======== Source material

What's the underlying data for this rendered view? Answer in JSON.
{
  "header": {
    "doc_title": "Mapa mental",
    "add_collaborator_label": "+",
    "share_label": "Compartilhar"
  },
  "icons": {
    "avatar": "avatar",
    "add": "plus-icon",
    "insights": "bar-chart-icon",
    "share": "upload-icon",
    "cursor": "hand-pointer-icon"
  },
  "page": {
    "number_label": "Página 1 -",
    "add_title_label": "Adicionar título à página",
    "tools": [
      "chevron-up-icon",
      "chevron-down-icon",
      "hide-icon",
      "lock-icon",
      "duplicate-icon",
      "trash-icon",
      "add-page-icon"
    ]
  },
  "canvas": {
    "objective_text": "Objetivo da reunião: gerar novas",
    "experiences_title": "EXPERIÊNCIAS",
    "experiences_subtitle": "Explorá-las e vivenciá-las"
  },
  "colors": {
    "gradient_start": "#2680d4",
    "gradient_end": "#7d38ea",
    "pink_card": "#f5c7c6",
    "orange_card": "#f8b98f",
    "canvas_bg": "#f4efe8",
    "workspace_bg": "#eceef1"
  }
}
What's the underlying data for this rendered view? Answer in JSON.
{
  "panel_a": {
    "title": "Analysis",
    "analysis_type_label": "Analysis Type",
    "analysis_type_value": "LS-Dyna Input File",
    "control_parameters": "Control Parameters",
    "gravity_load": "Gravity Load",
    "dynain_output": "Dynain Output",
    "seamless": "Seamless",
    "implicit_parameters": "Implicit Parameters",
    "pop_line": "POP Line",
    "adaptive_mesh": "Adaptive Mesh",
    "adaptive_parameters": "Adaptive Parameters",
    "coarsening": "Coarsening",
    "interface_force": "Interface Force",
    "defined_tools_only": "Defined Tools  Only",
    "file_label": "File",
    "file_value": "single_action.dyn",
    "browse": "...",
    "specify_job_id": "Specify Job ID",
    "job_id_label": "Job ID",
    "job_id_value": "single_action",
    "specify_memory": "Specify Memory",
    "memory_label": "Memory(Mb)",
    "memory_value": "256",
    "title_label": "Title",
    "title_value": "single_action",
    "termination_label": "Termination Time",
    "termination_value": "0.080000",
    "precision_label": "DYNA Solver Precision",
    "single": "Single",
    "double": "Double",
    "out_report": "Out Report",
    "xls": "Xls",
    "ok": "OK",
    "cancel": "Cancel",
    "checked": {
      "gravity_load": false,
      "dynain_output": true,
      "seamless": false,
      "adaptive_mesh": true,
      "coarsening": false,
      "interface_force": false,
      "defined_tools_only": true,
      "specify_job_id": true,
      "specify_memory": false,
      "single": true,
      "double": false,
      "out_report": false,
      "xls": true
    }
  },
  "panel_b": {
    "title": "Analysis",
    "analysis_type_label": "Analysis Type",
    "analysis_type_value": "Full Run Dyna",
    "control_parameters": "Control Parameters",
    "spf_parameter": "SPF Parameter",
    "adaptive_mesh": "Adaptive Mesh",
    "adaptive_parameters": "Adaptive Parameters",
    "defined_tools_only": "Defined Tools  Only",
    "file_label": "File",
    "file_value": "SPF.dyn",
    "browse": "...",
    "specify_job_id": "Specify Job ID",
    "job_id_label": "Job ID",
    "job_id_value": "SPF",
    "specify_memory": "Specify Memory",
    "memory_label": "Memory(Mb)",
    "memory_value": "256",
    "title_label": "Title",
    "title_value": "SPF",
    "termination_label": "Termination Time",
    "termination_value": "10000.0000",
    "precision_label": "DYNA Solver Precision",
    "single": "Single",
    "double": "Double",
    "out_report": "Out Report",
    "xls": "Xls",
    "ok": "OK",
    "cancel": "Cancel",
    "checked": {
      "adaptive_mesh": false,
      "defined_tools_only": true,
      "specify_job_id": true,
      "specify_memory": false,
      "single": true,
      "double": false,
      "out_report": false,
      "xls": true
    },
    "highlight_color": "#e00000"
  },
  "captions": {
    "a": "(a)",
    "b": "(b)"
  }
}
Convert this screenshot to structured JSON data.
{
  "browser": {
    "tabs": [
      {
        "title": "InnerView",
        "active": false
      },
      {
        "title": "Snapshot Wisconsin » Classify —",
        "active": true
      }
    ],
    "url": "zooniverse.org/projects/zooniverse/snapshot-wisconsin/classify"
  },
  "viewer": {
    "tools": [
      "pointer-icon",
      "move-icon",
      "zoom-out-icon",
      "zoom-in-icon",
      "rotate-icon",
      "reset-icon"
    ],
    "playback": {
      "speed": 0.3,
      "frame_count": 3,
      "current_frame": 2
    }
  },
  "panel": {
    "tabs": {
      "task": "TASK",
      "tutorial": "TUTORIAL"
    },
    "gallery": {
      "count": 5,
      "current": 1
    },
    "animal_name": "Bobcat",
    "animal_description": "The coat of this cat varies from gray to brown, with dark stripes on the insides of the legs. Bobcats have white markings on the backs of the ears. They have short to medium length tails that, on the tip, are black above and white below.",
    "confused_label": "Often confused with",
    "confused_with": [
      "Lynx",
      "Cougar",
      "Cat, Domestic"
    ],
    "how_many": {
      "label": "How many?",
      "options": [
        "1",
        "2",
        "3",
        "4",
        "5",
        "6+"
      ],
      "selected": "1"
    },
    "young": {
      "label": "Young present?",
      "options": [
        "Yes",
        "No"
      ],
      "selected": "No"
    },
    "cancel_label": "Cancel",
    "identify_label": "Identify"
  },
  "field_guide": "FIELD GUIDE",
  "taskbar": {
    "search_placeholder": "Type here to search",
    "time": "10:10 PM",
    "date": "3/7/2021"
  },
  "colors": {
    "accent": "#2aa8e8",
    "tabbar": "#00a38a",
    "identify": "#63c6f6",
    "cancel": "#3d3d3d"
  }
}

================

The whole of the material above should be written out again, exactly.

What's the underlying data for this rendered view? Answer in JSON.
{
  "header": {
    "doc_title": "Mapa mental",
    "add_collaborator_label": "+",
    "share_label": "Compartilhar"
  },
  "icons": {
    "avatar": "avatar",
    "add": "plus-icon",
    "insights": "bar-chart-icon",
    "share": "upload-icon",
    "cursor": "hand-pointer-icon"
  },
  "page": {
    "number_label": "Página 1 -",
    "add_title_label": "Adicionar título à página",
    "tools": [
      "chevron-up-icon",
      "chevron-down-icon",
      "hide-icon",
      "lock-icon",
      "duplicate-icon",
      "trash-icon",
      "add-page-icon"
    ]
  },
  "canvas": {
    "objective_text": "Objetivo da reunião: gerar novas",
    "experiences_title": "EXPERIÊNCIAS",
    "experiences_subtitle": "Explorá-las e vivenciá-las"
  },
  "colors": {
    "gradient_start": "#2680d4",
    "gradient_end": "#7d38ea",
    "pink_card": "#f5c7c6",
    "orange_card": "#f8b98f",
    "canvas_bg": "#f4efe8",
    "workspace_bg": "#eceef1"
  }
}
What's the underlying data for this rendered view? Answer in JSON.
{
  "panel_a": {
    "title": "Analysis",
    "analysis_type_label": "Analysis Type",
    "analysis_type_value": "LS-Dyna Input File",
    "control_parameters": "Control Parameters",
    "gravity_load": "Gravity Load",
    "dynain_output": "Dynain Output",
    "seamless": "Seamless",
    "implicit_parameters": "Implicit Parameters",
    "pop_line": "POP Line",
    "adaptive_mesh": "Adaptive Mesh",
    "adaptive_parameters": "Adaptive Parameters",
    "coarsening": "Coarsening",
    "interface_force": "Interface Force",
    "defined_tools_only": "Defined Tools  Only",
    "file_label": "File",
    "file_value": "single_action.dyn",
    "browse": "...",
    "specify_job_id": "Specify Job ID",
    "job_id_label": "Job ID",
    "job_id_value": "single_action",
    "specify_memory": "Specify Memory",
    "memory_label": "Memory(Mb)",
    "memory_value": "256",
    "title_label": "Title",
    "title_value": "single_action",
    "termination_label": "Termination Time",
    "termination_value": "0.080000",
    "precision_label": "DYNA Solver Precision",
    "single": "Single",
    "double": "Double",
    "out_report": "Out Report",
    "xls": "Xls",
    "ok": "OK",
    "cancel": "Cancel",
    "checked": {
      "gravity_load": false,
      "dynain_output": true,
      "seamless": false,
      "adaptive_mesh": true,
      "coarsening": false,
      "interface_force": false,
      "defined_tools_only": true,
      "specify_job_id": true,
      "specify_memory": false,
      "single": true,
      "double": false,
      "out_report": false,
      "xls": true
    }
  },
  "panel_b": {
    "title": "Analysis",
    "analysis_type_label": "Analysis Type",
    "analysis_type_value": "Full Run Dyna",
    "control_parameters": "Control Parameters",
    "spf_parameter": "SPF Parameter",
    "adaptive_mesh": "Adaptive Mesh",
    "adaptive_parameters": "Adaptive Parameters",
    "defined_tools_only": "Defined Tools  Only",
    "file_label": "File",
    "file_value": "SPF.dyn",
    "browse": "...",
    "specify_job_id": "Specify Job ID",
    "job_id_label": "Job ID",
    "job_id_value": "SPF",
    "specify_memory": "Specify Memory",
    "memory_label": "Memory(Mb)",
    "memory_value": "256",
    "title_label": "Title",
    "title_value": "SPF",
    "termination_label": "Termination Time",
    "termination_value": "10000.0000",
    "precision_label": "DYNA Solver Precision",
    "single": "Single",
    "double": "Double",
    "out_report": "Out Report",
    "xls": "Xls",
    "ok": "OK",
    "cancel": "Cancel",
    "checked": {
      "adaptive_mesh": false,
      "defined_tools_only": true,
      "specify_job_id": true,
      "specify_memory": false,
      "single": true,
      "double": false,
      "out_report": false,
      "xls": true
    },
    "highlight_color": "#e00000"
  },
  "captions": {
    "a": "(a)",
    "b": "(b)"
  }
}
Convert this screenshot to structured JSON data.
{
  "browser": {
    "tabs": [
      {
        "title": "InnerView",
        "active": false
      },
      {
        "title": "Snapshot Wisconsin » Classify —",
        "active": true
      }
    ],
    "url": "zooniverse.org/projects/zooniverse/snapshot-wisconsin/classify"
  },
  "viewer": {
    "tools": [
      "pointer-icon",
      "move-icon",
      "zoom-out-icon",
      "zoom-in-icon",
      "rotate-icon",
      "reset-icon"
    ],
    "playback": {
      "speed": 0.3,
      "frame_count": 3,
      "current_frame": 2
    }
  },
  "panel": {
    "tabs": {
      "task": "TASK",
      "tutorial": "TUTORIAL"
    },
    "gallery": {
      "count": 5,
      "current": 1
    },
    "animal_name": "Bobcat",
    "animal_description": "The coat of this cat varies from gray to brown, with dark stripes on the insides of the legs. Bobcats have white markings on the backs of the ears. They have short to medium length tails that, on the tip, are black above and white below.",
    "confused_label": "Often confused with",
    "confused_with": [
      "Lynx",
      "Cougar",
      "Cat, Domestic"
    ],
    "how_many": {
      "label": "How many?",
      "options": [
        "1",
        "2",
        "3",
        "4",
        "5",
        "6+"
      ],
      "selected": "1"
    },
    "young": {
      "label": "Young present?",
      "options": [
        "Yes",
        "No"
      ],
      "selected": "No"
    },
    "cancel_label": "Cancel",
    "identify_label": "Identify"
  },
  "field_guide": "FIELD GUIDE",
  "taskbar": {
    "search_placeholder": "Type here to search",
    "time": "10:10 PM",
    "date": "3/7/2021"
  },
  "colors": {
    "accent": "#2aa8e8",
    "tabbar": "#00a38a",
    "identify": "#63c6f6",
    "cancel": "#3d3d3d"
  }
}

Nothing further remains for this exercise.